START MATERIAL TO PROCESS

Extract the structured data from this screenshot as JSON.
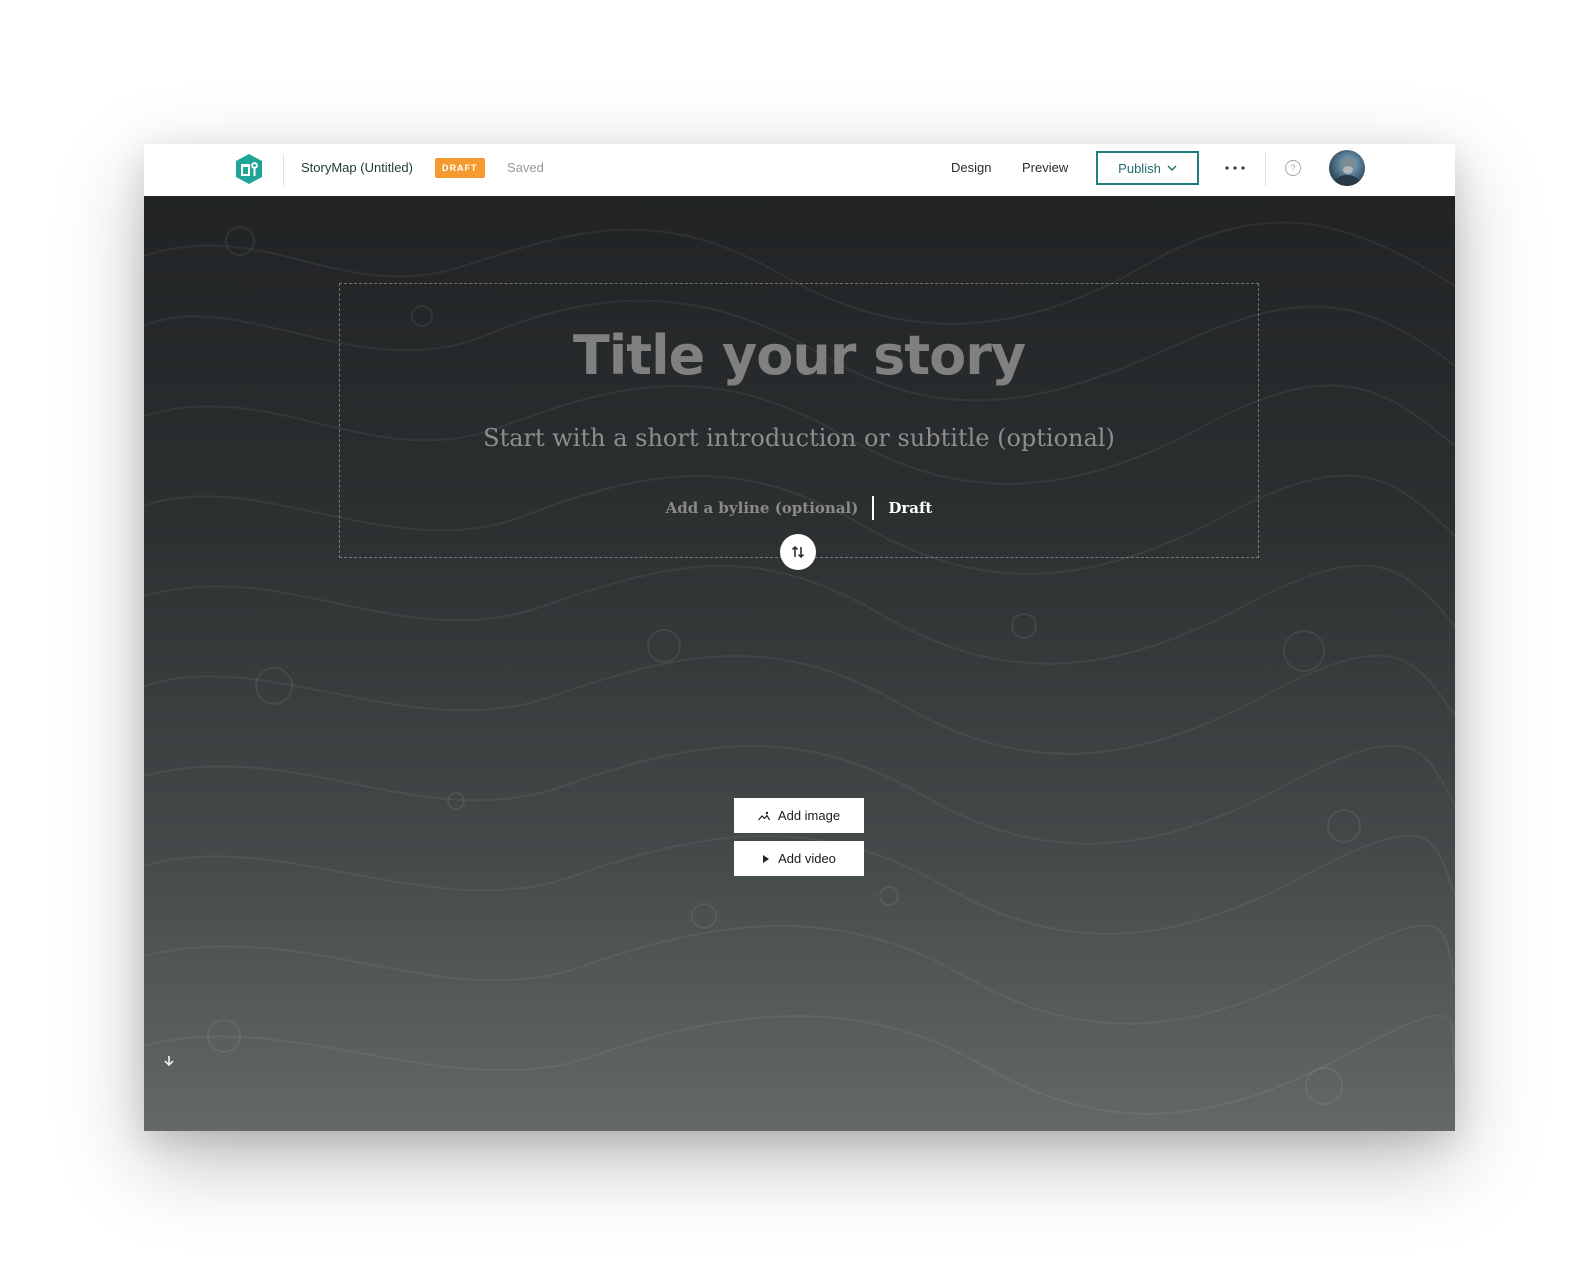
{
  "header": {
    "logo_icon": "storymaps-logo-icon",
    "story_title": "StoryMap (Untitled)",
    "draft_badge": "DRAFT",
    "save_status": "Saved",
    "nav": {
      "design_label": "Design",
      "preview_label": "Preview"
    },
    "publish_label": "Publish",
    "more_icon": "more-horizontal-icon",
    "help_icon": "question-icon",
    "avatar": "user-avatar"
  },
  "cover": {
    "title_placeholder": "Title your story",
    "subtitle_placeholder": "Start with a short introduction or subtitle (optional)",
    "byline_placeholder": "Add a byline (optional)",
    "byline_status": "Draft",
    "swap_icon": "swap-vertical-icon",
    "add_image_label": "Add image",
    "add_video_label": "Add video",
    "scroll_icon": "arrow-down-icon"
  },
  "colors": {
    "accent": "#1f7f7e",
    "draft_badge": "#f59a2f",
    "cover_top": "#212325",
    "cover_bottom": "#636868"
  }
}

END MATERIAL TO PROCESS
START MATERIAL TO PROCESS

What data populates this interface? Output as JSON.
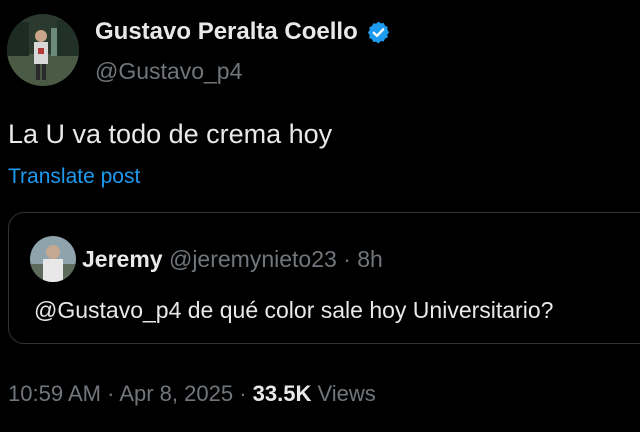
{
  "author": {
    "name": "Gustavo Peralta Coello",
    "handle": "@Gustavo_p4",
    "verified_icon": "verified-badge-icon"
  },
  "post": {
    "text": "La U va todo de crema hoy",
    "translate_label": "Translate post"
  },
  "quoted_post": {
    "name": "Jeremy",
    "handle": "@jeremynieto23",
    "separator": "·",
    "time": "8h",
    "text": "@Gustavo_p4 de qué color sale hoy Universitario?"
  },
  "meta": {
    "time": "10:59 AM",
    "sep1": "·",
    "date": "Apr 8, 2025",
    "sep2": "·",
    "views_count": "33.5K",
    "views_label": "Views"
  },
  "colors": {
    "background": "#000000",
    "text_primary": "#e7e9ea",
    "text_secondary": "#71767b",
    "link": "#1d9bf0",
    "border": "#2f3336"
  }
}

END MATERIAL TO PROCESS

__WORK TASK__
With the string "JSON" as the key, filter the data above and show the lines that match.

__RESPONSE TO THIS TASK__
Extract the structured data from this screenshot as JSON.
What data populates this interface? Output as JSON.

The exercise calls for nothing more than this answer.